DATA FOR ANALYSIS |

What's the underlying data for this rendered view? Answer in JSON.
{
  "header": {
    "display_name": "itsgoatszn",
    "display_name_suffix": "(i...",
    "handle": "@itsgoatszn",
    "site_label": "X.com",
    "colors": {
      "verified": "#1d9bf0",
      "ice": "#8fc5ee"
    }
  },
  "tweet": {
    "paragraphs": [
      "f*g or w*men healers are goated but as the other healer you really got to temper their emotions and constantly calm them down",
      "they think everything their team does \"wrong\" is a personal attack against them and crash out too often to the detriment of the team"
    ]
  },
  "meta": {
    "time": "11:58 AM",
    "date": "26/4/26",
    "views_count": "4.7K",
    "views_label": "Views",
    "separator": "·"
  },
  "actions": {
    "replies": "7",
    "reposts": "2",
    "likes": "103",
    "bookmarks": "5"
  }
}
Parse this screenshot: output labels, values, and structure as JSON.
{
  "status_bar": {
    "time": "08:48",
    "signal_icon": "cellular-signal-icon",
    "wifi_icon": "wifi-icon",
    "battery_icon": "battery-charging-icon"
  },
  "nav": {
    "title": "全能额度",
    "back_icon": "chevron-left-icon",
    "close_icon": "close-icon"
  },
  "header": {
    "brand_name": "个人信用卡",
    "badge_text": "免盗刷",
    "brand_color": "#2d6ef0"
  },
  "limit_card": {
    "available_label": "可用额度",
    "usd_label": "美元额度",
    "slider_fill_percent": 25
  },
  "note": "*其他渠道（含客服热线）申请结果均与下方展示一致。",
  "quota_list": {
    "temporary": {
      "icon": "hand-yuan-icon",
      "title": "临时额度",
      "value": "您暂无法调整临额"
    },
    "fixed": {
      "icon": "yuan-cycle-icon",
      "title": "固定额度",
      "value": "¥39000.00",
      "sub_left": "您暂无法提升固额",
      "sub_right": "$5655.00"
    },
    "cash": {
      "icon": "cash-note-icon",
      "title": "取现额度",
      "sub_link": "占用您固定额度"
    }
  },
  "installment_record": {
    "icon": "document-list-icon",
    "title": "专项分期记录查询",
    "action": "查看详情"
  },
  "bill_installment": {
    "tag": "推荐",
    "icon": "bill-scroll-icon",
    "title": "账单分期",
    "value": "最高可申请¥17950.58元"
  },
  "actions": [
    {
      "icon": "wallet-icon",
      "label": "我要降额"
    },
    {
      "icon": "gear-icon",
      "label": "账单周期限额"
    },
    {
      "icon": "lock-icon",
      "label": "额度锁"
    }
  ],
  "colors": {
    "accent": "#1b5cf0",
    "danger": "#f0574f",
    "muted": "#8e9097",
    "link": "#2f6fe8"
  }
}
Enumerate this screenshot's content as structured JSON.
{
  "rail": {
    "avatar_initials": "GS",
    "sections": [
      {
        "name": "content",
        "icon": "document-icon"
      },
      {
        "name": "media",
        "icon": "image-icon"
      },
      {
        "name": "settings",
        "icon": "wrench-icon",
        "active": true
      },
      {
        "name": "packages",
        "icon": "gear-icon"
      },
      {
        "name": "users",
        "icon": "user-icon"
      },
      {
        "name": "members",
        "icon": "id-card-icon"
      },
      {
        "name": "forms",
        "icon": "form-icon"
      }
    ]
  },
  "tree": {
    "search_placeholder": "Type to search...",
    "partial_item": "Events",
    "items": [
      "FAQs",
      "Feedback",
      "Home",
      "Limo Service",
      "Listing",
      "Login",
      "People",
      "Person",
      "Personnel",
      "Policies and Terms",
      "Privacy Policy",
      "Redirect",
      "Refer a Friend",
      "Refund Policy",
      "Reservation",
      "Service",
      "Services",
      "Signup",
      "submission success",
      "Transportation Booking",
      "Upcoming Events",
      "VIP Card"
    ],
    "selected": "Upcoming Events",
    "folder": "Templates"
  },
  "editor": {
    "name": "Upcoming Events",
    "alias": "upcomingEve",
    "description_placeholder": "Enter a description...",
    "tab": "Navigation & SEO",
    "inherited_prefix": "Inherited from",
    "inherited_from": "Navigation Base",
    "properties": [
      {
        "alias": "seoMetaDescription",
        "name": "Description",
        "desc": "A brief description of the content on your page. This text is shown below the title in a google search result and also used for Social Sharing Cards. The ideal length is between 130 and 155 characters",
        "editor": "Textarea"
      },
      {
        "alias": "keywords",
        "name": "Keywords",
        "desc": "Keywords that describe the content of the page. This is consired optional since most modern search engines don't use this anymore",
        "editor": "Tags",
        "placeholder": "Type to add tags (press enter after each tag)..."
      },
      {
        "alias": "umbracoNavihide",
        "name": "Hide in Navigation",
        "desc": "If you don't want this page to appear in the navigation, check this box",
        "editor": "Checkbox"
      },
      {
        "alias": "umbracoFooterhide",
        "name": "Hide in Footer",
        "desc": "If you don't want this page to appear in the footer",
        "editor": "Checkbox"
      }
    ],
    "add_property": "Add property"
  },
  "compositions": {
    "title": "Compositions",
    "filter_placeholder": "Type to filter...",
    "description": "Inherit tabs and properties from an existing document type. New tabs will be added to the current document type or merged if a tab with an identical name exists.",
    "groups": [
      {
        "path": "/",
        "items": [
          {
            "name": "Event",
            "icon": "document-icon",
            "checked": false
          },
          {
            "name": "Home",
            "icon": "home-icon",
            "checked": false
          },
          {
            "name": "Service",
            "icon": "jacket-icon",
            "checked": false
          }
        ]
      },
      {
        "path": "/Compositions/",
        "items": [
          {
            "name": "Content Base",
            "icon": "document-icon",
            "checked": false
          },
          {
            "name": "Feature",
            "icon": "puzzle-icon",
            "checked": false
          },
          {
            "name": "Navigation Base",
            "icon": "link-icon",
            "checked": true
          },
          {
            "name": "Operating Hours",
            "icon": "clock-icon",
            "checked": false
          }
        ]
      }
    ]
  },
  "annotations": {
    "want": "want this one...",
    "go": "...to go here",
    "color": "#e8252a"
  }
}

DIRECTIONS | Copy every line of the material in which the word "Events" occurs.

THE COMPLETED TASK |
    "partial_item": "Events",
      "Upcoming Events",
    "selected": "Upcoming Events",
    "name": "Upcoming Events",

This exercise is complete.